The femoral artery is susceptible to peripheral arterial disease.[4] When it is blocked through atherosclerosis, percutaneous intervention with access from the opposite femoral may be needed. Endarterectomy, a surgical cut down and removal of the plaque of the femoral artery is also common. If the femoral artery has to be ligated surgically to treat a popliteal aneurysm, blood can still reach the popliteal artery distal to the ligation via the genicular anastomosis. However if flow in the femoral artery of a normal leg is suddenly disrupted, blood flow distally is rarely sufficient. The reason for this is the fact that the genicular anastomosis is only present in a minority of individuals and is always undeveloped when disease in the femoral artery is absent.[5]


Textbook illustrations of the genicular anastomosis, such as that shown in the sidebox, all appear to have been derived from the idealized image first produced by Gray's Anatomy in 1910. Neither the 1910 illustration, nor any subsequent version, was made of an anatomical dissection but rather from the writings of John Hunter (surgeon) and Astley Cooper which described the genicular anastomosis many years after ligation of the femoral artery for popliteal aneurysm.[5] The genicular anastomosis has not been demonstrated even with modern imaging techniques such as X-ray computed tomography or angiography.[5]


  1. ^ Schulte, Erik; Schumacher, Udo (2006). "Arterial Supply to the Thigh". In Ross, Lawrence M.; Lamperti, Edward D. Thieme Atlas of Anatomy: General Anatomy and Musculoskeletal System.
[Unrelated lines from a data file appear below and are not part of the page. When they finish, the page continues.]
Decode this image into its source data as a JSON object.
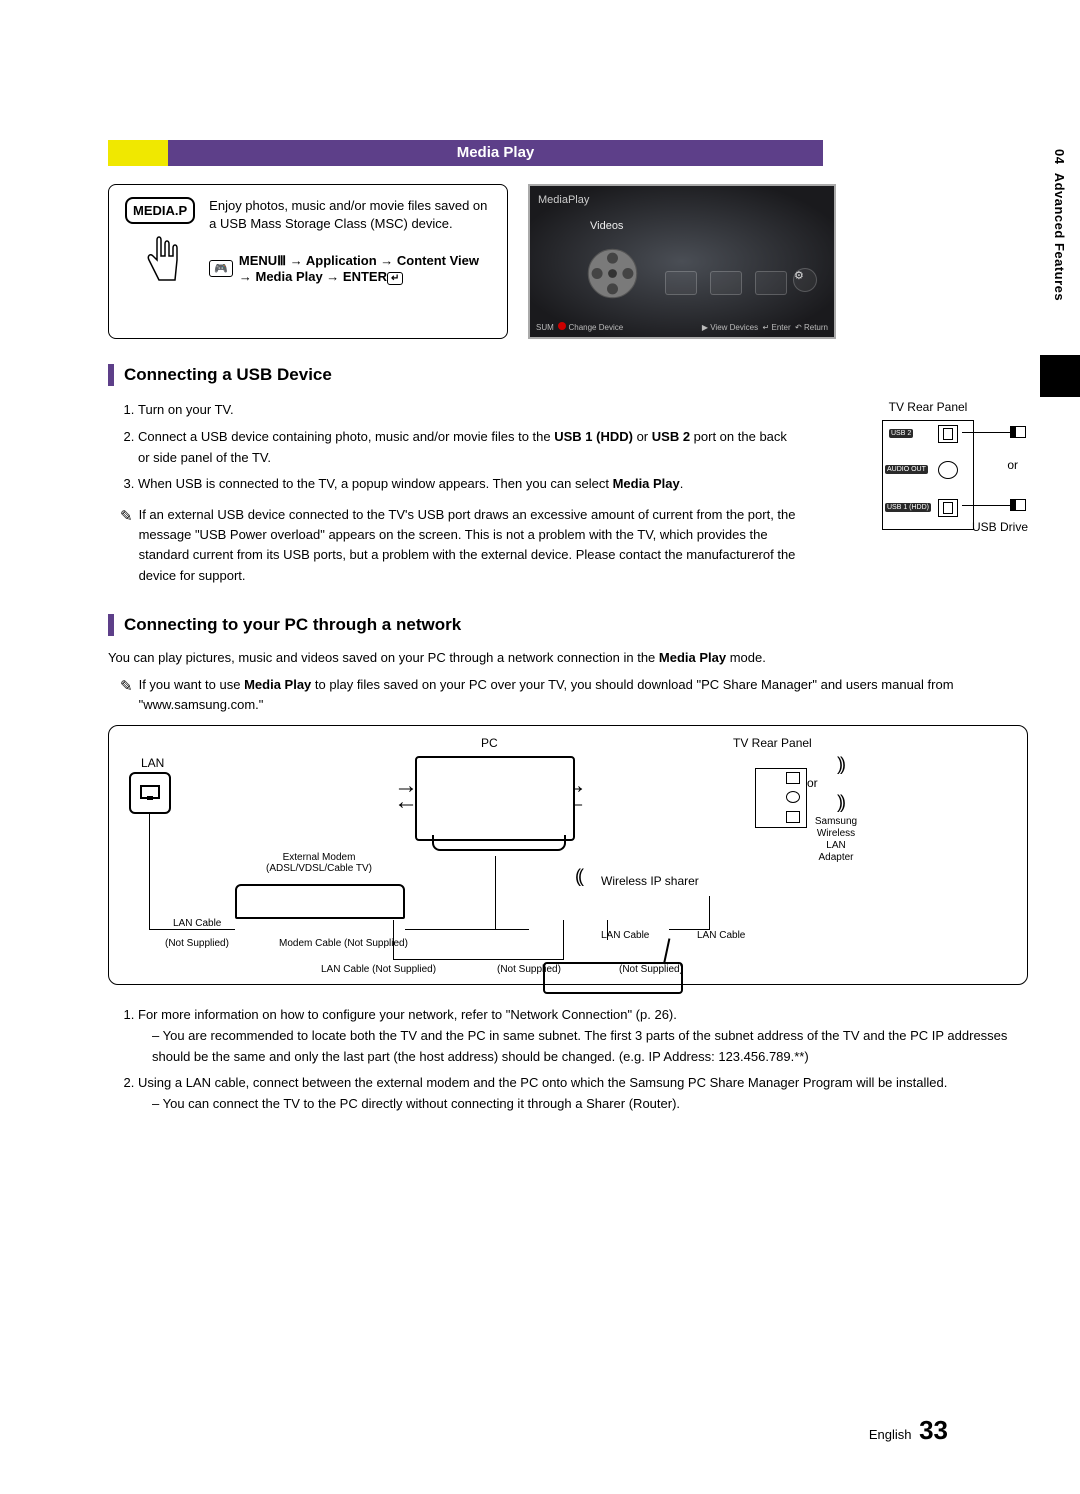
{
  "side_tab": {
    "num": "04",
    "label": "Advanced Features"
  },
  "header": {
    "title": "Media Play"
  },
  "intro": {
    "mediap_label": "MEDIA.P",
    "text": "Enjoy photos, music and/or movie files saved on a USB Mass Storage Class (MSC) device.",
    "menu_prefix": "MENU",
    "menu_path": " → Application → Content View → Media Play → ENTER"
  },
  "tv": {
    "mp": "MediaPlay",
    "videos": "Videos",
    "sum": "SUM",
    "change": "Change Device",
    "view": "View Devices",
    "enter": "Enter",
    "return": "Return"
  },
  "sec1": {
    "title": "Connecting a USB Device",
    "li1": "Turn on your TV.",
    "li2a": "Connect a USB device containing photo, music and/or movie files to the ",
    "li2b1": "USB 1 (HDD)",
    "li2b2": " or ",
    "li2b3": "USB 2",
    "li2c": " port on the back or side panel of the TV.",
    "li3a": "When USB is connected to the TV, a popup window appears. Then you can select ",
    "li3b": "Media Play",
    "li3c": ".",
    "note": "If an external USB device connected to the TV's USB port draws an excessive amount of current from the port, the message \"USB Power overload\" appears on the screen. This is not a problem with the TV, which provides the standard current from its USB ports, but a problem with the external device. Please contact the manufacturerof the device for support.",
    "fig_title": "TV Rear Panel",
    "port_usb2": "USB 2",
    "port_audio": "AUDIO OUT",
    "port_usb1": "USB 1 (HDD)",
    "or": "or",
    "drive": "USB Drive"
  },
  "sec2": {
    "title": "Connecting to your PC through a network",
    "intro_a": "You can play pictures, music and videos saved on your PC through a network connection in the ",
    "intro_b": "Media Play",
    "intro_c": " mode.",
    "note_a": "If you want to use ",
    "note_b": "Media Play",
    "note_c": " to play files saved on your PC over your TV, you should download \"PC Share Manager\" and users manual from \"www.samsung.com.\"",
    "li1": "For more information on how to configure your network, refer to \"Network Connection\" (p. 26).",
    "li1s1": "You are recommended to locate both the TV and the PC in same subnet. The first 3 parts of the subnet address of the TV and the PC IP addresses should be the same and only the last part (the host address) should be changed. (e.g. IP Address: 123.456.789.**)",
    "li2": "Using a LAN cable, connect between the external modem and the PC onto which the Samsung PC Share Manager Program will be installed.",
    "li2s1": "You can connect the TV to the PC directly without connecting it through a Sharer (Router)."
  },
  "fig2": {
    "lan": "LAN",
    "pc": "PC",
    "rear": "TV Rear Panel",
    "modem1": "External Modem",
    "modem2": "(ADSL/VDSL/Cable TV)",
    "router": "Wireless IP sharer",
    "adapter1": "Samsung",
    "adapter2": "Wireless",
    "adapter3": "LAN",
    "adapter4": "Adapter",
    "or": "or",
    "lan_cable": "LAN Cable",
    "ns": "(Not Supplied)",
    "modem_cable": "Modem Cable (Not Supplied)",
    "lan_cable_ns": "LAN Cable (Not Supplied)"
  },
  "footer": {
    "lang": "English",
    "page": "33"
  }
}
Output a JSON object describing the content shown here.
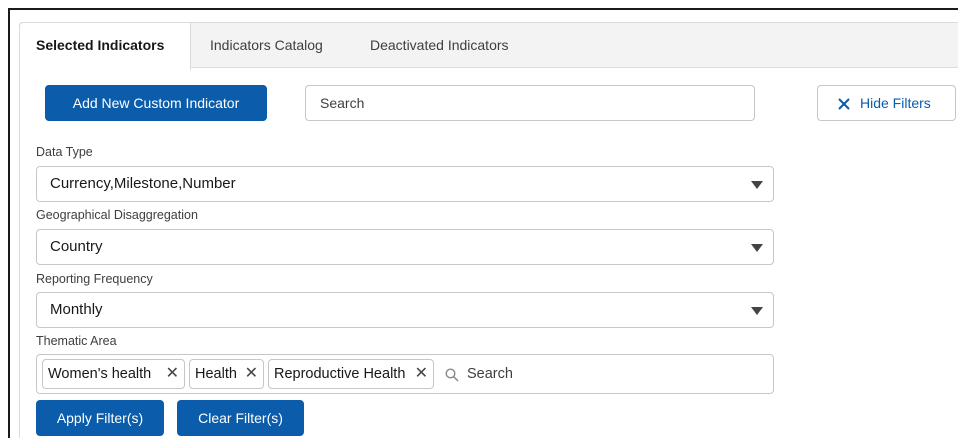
{
  "tabs": [
    {
      "label": "Selected Indicators",
      "active": true
    },
    {
      "label": "Indicators Catalog",
      "active": false
    },
    {
      "label": "Deactivated Indicators",
      "active": false
    }
  ],
  "toolbar": {
    "add_label": "Add New Custom Indicator",
    "search_placeholder": "Search",
    "hide_filters_label": "Hide Filters",
    "hide_filters_icon": "close-icon"
  },
  "filters": {
    "data_type": {
      "label": "Data Type",
      "value": "Currency,Milestone,Number"
    },
    "geo": {
      "label": "Geographical Disaggregation",
      "value": "Country"
    },
    "frequency": {
      "label": "Reporting Frequency",
      "value": "Monthly"
    },
    "thematic": {
      "label": "Thematic Area",
      "pills": [
        "Women's health",
        "Health",
        "Reproductive Health"
      ],
      "search_placeholder": "Search"
    }
  },
  "actions": {
    "apply_label": "Apply Filter(s)",
    "clear_label": "Clear Filter(s)"
  },
  "colors": {
    "brand": "#0b5cab",
    "border": "#c9c7c5",
    "tabbar_bg": "#f3f3f3"
  }
}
Thieme. p. 490. ISBN 978-3-13-142081-7. 
  2. ^ Richard .S. Snell (2008), Clinical Anatomy By Regions, 8th edition, Lippincott Williams & Wilkins, Baltimore, pages 581-582.
  3. ^ Deakin CD, Low JL (September 2000). "Accuracy of the advanced trauma life support guidelines for predicting systolic blood pressure using carotid, femoral, and radial pulses: observational study". BMJ 321 (7262): 673–4. PMC 27481. PMID 10987771. doi:10.1136/bmj.321.7262.673. 
  4. ^ Macpherson DS, Evans DH, Bell PR (January 1984). "Common femoral artery Doppler wave-forms: a comparison of three methods of objective analysis with direct pressure measurements". The British Journal of Surgery 71 (1): 46–9. PMID 6689970. doi:10.1002/bjs.1800710114. 
  5. ^ a b c Sabalbal M, Johnson M, McAlister V (September 2013). "Absence of the genicular arterial anastomosis as generally depicted in textbooks". Annals of the Royal College of Surgeons of England 95 (6): 405–9. PMID 24025288. doi:10.1308/003588413X13629960046831. 

See also

Brachial artery an arm based artery with a similar function

This article uses anatomical terminology; for an overview, see anatomical terminology.

Additional images

External links